▶ _Task to complete_
Please reproduce the records, omitting nothing and changing nothing.

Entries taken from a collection

—————

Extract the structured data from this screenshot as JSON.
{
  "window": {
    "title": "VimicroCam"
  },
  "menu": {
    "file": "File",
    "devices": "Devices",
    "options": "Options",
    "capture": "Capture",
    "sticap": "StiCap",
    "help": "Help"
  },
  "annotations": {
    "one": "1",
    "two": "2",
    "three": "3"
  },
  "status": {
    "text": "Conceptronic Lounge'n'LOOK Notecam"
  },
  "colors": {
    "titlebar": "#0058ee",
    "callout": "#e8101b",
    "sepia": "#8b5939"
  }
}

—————

▶ _Reply_
Extract the structured data from this screenshot as JSON.
{
  "window": {
    "title": "VimicroCam"
  },
  "menu": {
    "file": "File",
    "devices": "Devices",
    "options": "Options",
    "capture": "Capture",
    "sticap": "StiCap",
    "help": "Help"
  },
  "annotations": {
    "one": "1",
    "two": "2",
    "three": "3"
  },
  "status": {
    "text": "Conceptronic Lounge'n'LOOK Notecam"
  },
  "colors": {
    "titlebar": "#0058ee",
    "callout": "#e8101b",
    "sepia": "#8b5939"
  }
}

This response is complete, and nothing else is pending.